_Your assignment_
Determine how many lines below include the string "accent". Reply with the number only.

_Data for processing_

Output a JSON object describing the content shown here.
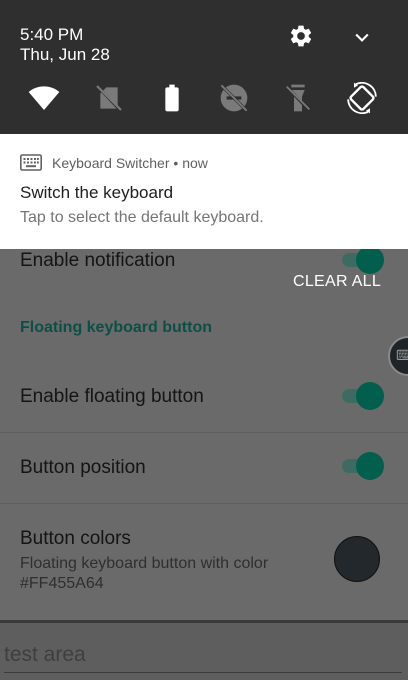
{
  "status": {
    "time": "5:40 PM",
    "date": "Thu, Jun 28"
  },
  "quick_settings": [
    {
      "icon": "wifi-icon"
    },
    {
      "icon": "no-sim-icon"
    },
    {
      "icon": "battery-icon"
    },
    {
      "icon": "do-not-disturb-off-icon"
    },
    {
      "icon": "flashlight-off-icon"
    },
    {
      "icon": "auto-rotate-icon"
    }
  ],
  "notification": {
    "app_name": "Keyboard Switcher",
    "separator": "•",
    "when": "now",
    "title": "Switch the keyboard",
    "text": "Tap to select the default keyboard."
  },
  "clear_all": "CLEAR ALL",
  "settings": {
    "enable_notification": {
      "label": "Enable notification",
      "on": true
    },
    "section_title": "Floating keyboard button",
    "enable_floating": {
      "label": "Enable floating button",
      "on": true
    },
    "button_position": {
      "label": "Button position",
      "on": true
    },
    "button_colors": {
      "label": "Button colors",
      "summary_line1": "Floating keyboard button with color",
      "summary_line2": "#FF455A64",
      "swatch_color": "#22282C"
    }
  },
  "test_area": {
    "placeholder": "test area"
  },
  "colors": {
    "accent": "#025E4D",
    "shade": "#2F2F2F"
  }
}
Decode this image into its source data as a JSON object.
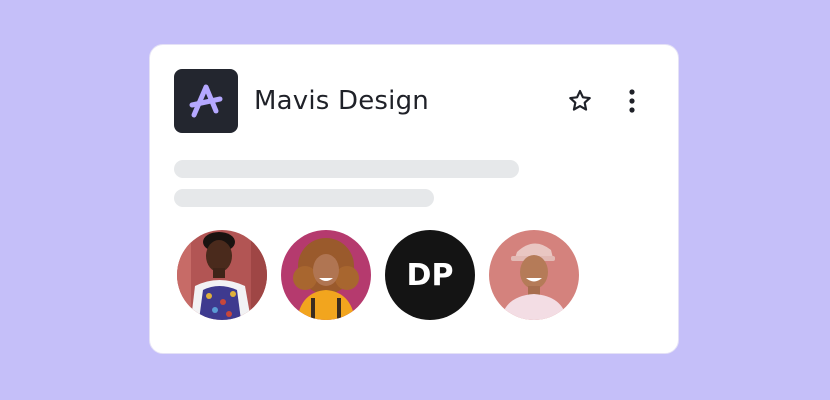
{
  "workspace": {
    "name": "Mavis Design",
    "logo_icon": "mavis-a-icon",
    "accent": "#b5a8ff",
    "logo_bg": "#23262f"
  },
  "actions": {
    "favorite_icon": "star-icon",
    "more_icon": "more-vertical-icon"
  },
  "members": [
    {
      "type": "photo",
      "name": "member-photo-1"
    },
    {
      "type": "photo",
      "name": "member-photo-2"
    },
    {
      "type": "initials",
      "initials": "DP"
    },
    {
      "type": "photo",
      "name": "member-photo-4"
    }
  ],
  "colors": {
    "page_bg": "#c5bff9",
    "card_bg": "#ffffff",
    "skeleton": "#e6e8ea",
    "initials_bg": "#141414"
  }
}
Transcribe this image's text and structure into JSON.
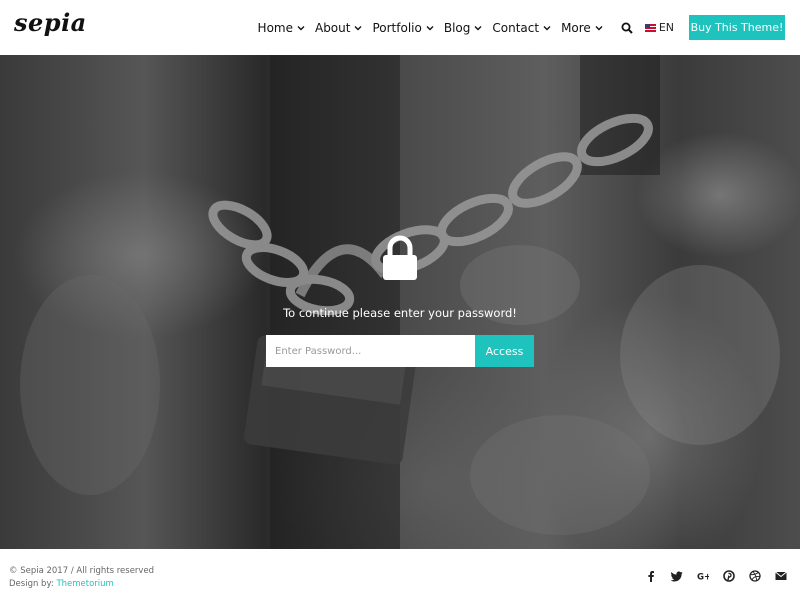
{
  "header": {
    "logo": "sepia",
    "nav": [
      {
        "label": "Home"
      },
      {
        "label": "About"
      },
      {
        "label": "Portfolio"
      },
      {
        "label": "Blog"
      },
      {
        "label": "Contact"
      },
      {
        "label": "More"
      }
    ],
    "search_icon": "search-icon",
    "language": "EN",
    "buy_button": "Buy This Theme!"
  },
  "hero": {
    "lock_icon": "padlock-icon",
    "message": "To continue please enter your password!",
    "password_placeholder": "Enter Password...",
    "password_value": "",
    "access_button": "Access"
  },
  "footer": {
    "copyright": "© Sepia 2017 / All rights reserved",
    "design_by_label": "Design by:",
    "design_by_link": "Themetorium",
    "social_icons": [
      "facebook-icon",
      "twitter-icon",
      "google-plus-icon",
      "pinterest-icon",
      "dribbble-icon",
      "email-icon"
    ]
  },
  "colors": {
    "accent": "#1fc3bd",
    "text": "#111111",
    "footer_text": "#666666"
  }
}
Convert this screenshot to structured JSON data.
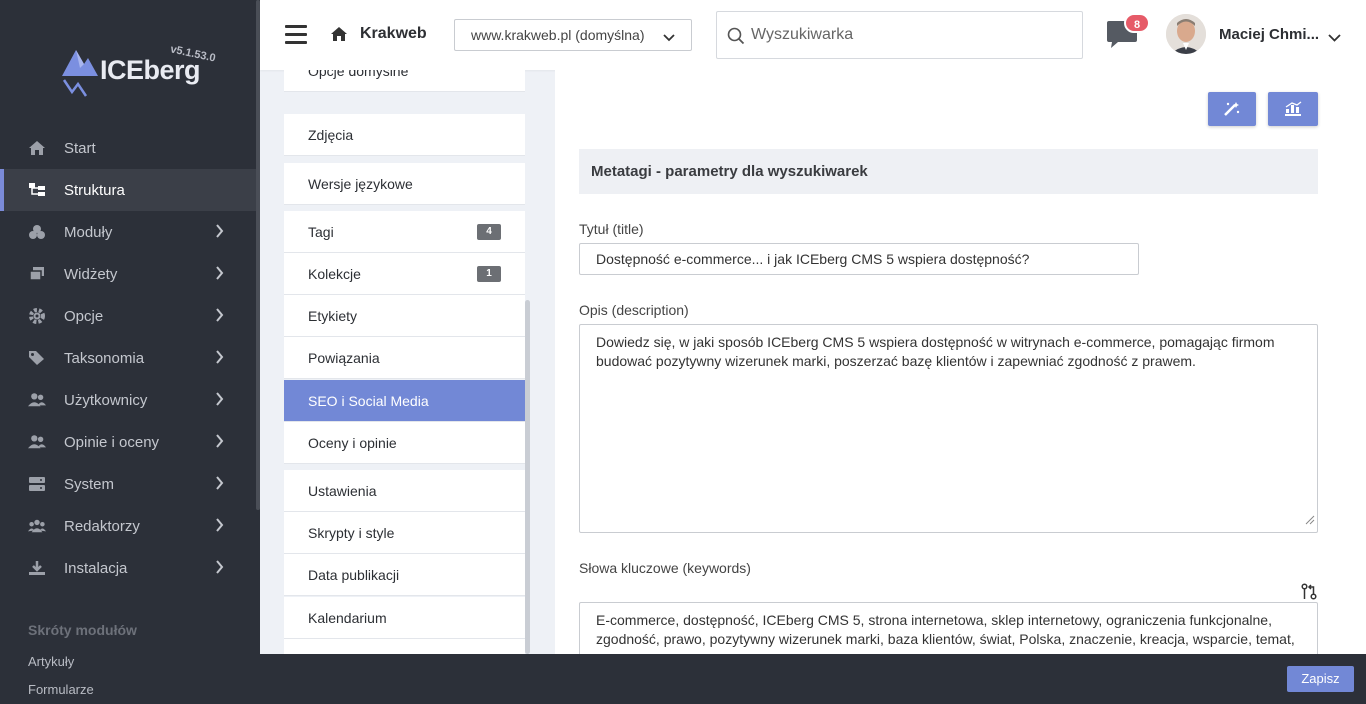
{
  "brand": {
    "name": "ICEberg",
    "version": "v5.1.53.0"
  },
  "sidebar": {
    "items": [
      {
        "label": "Start",
        "icon": "home-icon"
      },
      {
        "label": "Struktura",
        "icon": "structure-icon"
      },
      {
        "label": "Moduły",
        "icon": "modules-icon"
      },
      {
        "label": "Widżety",
        "icon": "widgets-icon"
      },
      {
        "label": "Opcje",
        "icon": "gear-icon"
      },
      {
        "label": "Taksonomia",
        "icon": "tags-icon"
      },
      {
        "label": "Użytkownicy",
        "icon": "users-icon"
      },
      {
        "label": "Opinie i oceny",
        "icon": "users-icon"
      },
      {
        "label": "System",
        "icon": "server-icon"
      },
      {
        "label": "Redaktorzy",
        "icon": "editors-icon"
      },
      {
        "label": "Instalacja",
        "icon": "download-icon"
      }
    ],
    "active_index": 1,
    "shortcuts_title": "Skróty modułów",
    "shortcuts": [
      "Artykuły",
      "Formularze"
    ]
  },
  "topbar": {
    "site_name": "Krakweb",
    "domain": "www.krakweb.pl (domyślna)",
    "search_placeholder": "Wyszukiwarka",
    "notifications_count": "8",
    "user_name": "Maciej Chmi..."
  },
  "submenu": {
    "partial_top": "Opcje domyślne",
    "items": [
      {
        "label": "Zdjęcia"
      },
      {
        "label": "Wersje językowe"
      },
      {
        "label": "Tagi",
        "count": "4"
      },
      {
        "label": "Kolekcje",
        "count": "1"
      },
      {
        "label": "Etykiety"
      },
      {
        "label": "Powiązania"
      },
      {
        "label": "SEO i Social Media"
      },
      {
        "label": "Oceny i opinie"
      },
      {
        "label": "Ustawienia"
      },
      {
        "label": "Skrypty i style"
      },
      {
        "label": "Data publikacji"
      },
      {
        "label": "Kalendarium"
      }
    ],
    "active_label": "SEO i Social Media"
  },
  "main": {
    "section_title": "Metatagi - parametry dla wyszukiwarek",
    "title_label": "Tytuł (title)",
    "title_value": "Dostępność e-commerce... i jak ICEberg CMS 5 wspiera dostępność?",
    "description_label": "Opis (description)",
    "description_value": "Dowiedz się, w jaki sposób ICEberg CMS 5 wspiera dostępność w witrynach e-commerce, pomagając firmom budować pozytywny wizerunek marki, poszerzać bazę klientów i zapewniać zgodność z prawem.",
    "keywords_label": "Słowa kluczowe (keywords)",
    "keywords_value": "E-commerce, dostępność, ICEberg CMS 5, strona internetowa, sklep internetowy, ograniczenia funkcjonalne, zgodność, prawo, pozytywny wizerunek marki, baza klientów, świat, Polska, znaczenie, kreacja, wsparcie, temat,"
  },
  "footer": {
    "save_label": "Zapisz"
  },
  "colors": {
    "accent": "#7288d6",
    "sidebar_bg": "#2c3039",
    "badge": "#e65b68"
  }
}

_Your solution_
4